ACTIVITY: Across these entries, work out how many lines carry the string "true", and give only that number.

Items from an interface collection:
--- START ---
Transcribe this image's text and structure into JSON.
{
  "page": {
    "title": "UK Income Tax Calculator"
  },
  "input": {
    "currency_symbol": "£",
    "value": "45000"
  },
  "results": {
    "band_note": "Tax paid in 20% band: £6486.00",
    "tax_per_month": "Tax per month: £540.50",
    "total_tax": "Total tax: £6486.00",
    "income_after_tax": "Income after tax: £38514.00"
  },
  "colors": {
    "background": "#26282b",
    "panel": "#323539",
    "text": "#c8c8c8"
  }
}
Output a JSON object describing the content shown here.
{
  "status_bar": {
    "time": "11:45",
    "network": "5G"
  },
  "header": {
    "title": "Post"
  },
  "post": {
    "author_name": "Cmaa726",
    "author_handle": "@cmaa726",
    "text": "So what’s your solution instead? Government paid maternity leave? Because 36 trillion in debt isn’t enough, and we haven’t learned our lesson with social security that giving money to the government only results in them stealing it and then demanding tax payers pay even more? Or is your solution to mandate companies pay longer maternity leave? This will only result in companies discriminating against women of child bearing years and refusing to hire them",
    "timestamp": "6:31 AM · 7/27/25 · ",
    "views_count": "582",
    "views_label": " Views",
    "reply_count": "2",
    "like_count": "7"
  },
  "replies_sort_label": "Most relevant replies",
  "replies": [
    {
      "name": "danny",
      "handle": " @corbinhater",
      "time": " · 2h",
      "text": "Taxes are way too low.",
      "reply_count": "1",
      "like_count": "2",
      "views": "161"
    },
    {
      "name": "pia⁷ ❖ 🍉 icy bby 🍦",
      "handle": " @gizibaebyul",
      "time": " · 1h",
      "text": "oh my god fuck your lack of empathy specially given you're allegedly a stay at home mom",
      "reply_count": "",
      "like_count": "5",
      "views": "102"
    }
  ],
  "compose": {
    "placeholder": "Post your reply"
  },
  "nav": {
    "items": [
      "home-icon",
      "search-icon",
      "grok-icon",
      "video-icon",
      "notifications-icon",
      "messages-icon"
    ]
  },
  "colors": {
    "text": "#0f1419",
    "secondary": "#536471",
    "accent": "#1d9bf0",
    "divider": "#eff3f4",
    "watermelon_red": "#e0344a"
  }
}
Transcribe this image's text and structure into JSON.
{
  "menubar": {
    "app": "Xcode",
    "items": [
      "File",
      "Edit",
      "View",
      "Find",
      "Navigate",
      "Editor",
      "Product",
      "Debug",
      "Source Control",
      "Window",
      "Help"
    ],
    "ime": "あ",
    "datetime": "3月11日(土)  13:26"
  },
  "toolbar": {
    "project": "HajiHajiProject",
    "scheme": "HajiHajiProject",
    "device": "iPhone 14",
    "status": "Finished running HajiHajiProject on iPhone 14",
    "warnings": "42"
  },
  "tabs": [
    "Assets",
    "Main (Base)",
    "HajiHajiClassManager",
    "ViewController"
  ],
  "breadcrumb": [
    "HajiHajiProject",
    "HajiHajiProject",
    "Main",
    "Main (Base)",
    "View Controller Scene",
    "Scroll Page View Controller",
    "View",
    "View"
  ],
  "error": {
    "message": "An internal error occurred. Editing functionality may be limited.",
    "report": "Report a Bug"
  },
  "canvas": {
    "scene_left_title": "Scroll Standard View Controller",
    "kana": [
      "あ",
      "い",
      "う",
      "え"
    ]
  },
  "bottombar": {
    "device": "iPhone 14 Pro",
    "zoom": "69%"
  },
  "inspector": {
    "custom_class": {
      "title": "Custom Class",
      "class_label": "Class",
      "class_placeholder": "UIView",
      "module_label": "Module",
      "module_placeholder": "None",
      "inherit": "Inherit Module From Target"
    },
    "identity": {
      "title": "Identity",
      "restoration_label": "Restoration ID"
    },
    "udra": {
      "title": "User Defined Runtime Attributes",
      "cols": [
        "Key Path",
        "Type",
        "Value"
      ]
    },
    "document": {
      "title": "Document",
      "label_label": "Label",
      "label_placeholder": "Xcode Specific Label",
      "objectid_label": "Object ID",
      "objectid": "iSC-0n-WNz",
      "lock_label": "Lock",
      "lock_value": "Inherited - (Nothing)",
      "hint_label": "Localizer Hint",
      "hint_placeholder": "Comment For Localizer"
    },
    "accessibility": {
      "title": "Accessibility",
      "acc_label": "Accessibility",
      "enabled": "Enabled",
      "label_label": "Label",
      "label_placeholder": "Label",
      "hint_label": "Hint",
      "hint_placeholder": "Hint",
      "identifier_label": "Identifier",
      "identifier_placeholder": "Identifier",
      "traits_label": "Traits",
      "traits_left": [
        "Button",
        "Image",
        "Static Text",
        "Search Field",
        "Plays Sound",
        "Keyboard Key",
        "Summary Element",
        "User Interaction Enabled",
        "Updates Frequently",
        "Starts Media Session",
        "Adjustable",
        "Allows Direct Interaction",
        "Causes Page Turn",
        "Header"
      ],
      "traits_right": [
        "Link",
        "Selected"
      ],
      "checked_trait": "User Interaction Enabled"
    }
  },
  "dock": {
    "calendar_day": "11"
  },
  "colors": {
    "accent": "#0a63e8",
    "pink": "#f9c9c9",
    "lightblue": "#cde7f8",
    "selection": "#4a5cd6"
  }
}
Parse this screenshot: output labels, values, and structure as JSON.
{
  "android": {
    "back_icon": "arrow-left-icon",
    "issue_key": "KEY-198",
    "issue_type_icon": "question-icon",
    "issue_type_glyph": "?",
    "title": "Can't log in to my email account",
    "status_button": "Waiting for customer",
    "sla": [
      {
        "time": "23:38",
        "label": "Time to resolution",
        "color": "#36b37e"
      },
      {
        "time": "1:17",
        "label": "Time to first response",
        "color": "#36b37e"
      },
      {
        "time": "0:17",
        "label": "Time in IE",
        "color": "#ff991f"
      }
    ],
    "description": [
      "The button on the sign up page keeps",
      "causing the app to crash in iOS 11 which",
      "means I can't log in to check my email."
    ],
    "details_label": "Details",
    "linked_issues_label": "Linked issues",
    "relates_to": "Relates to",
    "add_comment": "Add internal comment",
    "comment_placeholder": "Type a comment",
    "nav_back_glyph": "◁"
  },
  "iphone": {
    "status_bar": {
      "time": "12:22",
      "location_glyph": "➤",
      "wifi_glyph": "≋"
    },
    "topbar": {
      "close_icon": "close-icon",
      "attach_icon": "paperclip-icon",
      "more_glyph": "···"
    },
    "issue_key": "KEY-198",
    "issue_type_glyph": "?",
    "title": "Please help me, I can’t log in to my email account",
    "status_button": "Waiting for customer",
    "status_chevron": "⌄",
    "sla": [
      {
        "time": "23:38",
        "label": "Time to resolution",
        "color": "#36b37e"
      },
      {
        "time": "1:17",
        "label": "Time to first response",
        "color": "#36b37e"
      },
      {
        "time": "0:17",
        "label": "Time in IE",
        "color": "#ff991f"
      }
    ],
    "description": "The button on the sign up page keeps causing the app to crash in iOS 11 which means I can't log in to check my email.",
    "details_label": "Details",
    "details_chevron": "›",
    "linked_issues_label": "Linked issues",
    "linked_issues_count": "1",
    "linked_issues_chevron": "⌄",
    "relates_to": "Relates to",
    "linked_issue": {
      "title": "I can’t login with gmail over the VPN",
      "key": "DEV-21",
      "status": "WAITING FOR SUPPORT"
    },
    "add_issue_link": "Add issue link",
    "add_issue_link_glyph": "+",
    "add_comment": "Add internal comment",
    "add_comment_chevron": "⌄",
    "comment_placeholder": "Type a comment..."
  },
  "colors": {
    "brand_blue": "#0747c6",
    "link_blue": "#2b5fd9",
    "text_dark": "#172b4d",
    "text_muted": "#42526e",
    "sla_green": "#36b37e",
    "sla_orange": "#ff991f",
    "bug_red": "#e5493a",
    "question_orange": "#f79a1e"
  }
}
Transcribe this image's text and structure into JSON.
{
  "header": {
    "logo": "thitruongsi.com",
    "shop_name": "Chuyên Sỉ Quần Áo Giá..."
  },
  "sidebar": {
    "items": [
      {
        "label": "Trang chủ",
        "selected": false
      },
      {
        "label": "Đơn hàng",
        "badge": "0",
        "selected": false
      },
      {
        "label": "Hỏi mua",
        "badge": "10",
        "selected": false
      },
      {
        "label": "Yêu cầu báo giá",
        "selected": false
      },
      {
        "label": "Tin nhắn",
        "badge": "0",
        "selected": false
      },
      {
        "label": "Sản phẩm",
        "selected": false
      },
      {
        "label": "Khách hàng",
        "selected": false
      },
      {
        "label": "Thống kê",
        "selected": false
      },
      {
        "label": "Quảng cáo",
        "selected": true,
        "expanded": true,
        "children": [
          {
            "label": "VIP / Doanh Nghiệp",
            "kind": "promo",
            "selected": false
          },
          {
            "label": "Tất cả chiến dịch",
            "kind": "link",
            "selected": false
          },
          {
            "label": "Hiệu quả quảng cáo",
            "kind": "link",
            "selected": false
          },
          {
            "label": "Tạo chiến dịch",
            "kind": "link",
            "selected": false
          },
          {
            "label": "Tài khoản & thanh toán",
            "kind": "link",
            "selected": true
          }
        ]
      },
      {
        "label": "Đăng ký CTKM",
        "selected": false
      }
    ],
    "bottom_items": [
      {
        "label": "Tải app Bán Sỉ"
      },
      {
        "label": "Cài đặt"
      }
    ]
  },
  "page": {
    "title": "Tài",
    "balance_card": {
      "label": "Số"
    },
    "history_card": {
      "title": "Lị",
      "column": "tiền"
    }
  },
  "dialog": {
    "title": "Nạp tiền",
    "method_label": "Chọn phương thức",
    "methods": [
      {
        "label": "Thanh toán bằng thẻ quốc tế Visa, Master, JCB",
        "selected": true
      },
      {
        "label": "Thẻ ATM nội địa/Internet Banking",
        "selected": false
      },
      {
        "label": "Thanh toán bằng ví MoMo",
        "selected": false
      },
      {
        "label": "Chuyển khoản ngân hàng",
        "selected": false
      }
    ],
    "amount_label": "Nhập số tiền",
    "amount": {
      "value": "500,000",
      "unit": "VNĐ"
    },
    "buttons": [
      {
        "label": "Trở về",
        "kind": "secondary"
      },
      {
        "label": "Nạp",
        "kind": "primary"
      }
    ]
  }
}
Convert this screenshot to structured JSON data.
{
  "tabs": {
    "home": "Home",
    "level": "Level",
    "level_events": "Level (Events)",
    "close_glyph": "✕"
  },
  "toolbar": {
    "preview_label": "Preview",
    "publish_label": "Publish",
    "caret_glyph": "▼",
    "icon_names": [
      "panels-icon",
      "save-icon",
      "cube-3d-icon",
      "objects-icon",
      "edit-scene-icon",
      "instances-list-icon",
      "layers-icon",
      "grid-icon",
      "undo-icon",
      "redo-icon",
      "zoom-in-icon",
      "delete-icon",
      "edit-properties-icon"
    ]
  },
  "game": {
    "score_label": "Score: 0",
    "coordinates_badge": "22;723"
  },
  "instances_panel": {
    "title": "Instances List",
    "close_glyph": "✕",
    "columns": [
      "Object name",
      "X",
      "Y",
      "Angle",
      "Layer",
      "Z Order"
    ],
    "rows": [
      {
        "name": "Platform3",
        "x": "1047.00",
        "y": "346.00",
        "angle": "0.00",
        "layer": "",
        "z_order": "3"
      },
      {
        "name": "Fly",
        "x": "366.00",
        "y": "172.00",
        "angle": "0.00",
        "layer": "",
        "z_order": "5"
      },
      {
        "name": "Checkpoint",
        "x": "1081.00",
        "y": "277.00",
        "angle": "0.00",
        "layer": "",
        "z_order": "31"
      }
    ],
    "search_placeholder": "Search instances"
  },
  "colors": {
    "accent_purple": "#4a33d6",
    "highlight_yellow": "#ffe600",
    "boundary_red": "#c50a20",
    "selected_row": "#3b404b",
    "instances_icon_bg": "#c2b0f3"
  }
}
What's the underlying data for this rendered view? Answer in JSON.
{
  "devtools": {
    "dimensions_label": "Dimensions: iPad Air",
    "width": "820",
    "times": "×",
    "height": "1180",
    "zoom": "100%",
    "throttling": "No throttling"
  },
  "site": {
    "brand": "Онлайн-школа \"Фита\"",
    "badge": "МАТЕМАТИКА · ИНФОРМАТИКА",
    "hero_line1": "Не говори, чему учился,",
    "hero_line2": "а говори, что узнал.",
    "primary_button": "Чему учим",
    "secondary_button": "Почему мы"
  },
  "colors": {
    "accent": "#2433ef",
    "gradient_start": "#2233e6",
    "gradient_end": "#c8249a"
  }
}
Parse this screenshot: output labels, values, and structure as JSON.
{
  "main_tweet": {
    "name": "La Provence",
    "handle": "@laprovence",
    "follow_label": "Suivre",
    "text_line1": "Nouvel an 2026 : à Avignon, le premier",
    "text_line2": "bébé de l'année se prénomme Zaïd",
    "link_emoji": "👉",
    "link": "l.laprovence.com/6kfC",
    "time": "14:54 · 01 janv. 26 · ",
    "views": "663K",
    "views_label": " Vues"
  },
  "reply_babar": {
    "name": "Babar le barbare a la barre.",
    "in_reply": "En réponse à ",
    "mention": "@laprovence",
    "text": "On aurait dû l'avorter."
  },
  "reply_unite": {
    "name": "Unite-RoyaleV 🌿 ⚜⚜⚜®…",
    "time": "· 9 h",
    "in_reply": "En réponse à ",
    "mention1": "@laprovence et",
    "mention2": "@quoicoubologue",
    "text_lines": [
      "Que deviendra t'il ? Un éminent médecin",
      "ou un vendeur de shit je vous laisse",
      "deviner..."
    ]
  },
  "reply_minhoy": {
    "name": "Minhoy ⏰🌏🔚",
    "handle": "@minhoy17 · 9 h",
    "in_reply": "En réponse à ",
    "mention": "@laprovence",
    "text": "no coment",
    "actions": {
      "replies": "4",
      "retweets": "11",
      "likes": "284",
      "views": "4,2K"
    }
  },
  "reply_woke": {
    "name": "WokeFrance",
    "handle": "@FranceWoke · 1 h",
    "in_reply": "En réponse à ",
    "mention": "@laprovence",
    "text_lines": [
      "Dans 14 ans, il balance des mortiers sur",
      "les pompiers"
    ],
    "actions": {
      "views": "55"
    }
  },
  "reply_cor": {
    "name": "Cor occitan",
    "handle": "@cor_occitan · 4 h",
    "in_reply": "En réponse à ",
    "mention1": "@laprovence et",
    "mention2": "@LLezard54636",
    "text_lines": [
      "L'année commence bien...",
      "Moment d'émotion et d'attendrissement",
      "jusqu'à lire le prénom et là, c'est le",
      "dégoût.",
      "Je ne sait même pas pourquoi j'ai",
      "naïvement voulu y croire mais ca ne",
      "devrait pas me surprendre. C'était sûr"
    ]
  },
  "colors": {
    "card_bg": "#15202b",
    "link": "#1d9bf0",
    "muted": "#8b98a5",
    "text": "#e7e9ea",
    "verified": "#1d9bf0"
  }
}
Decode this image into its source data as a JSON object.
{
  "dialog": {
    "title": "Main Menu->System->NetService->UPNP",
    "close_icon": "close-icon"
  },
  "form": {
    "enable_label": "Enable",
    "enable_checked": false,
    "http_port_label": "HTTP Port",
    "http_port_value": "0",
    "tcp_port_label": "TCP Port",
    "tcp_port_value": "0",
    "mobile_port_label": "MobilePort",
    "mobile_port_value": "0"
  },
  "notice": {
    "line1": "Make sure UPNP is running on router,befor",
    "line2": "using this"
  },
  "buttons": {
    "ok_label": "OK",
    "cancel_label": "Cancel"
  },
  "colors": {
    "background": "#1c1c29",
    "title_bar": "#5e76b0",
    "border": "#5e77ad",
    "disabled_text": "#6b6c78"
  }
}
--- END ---
YOUR RESPONSE: 4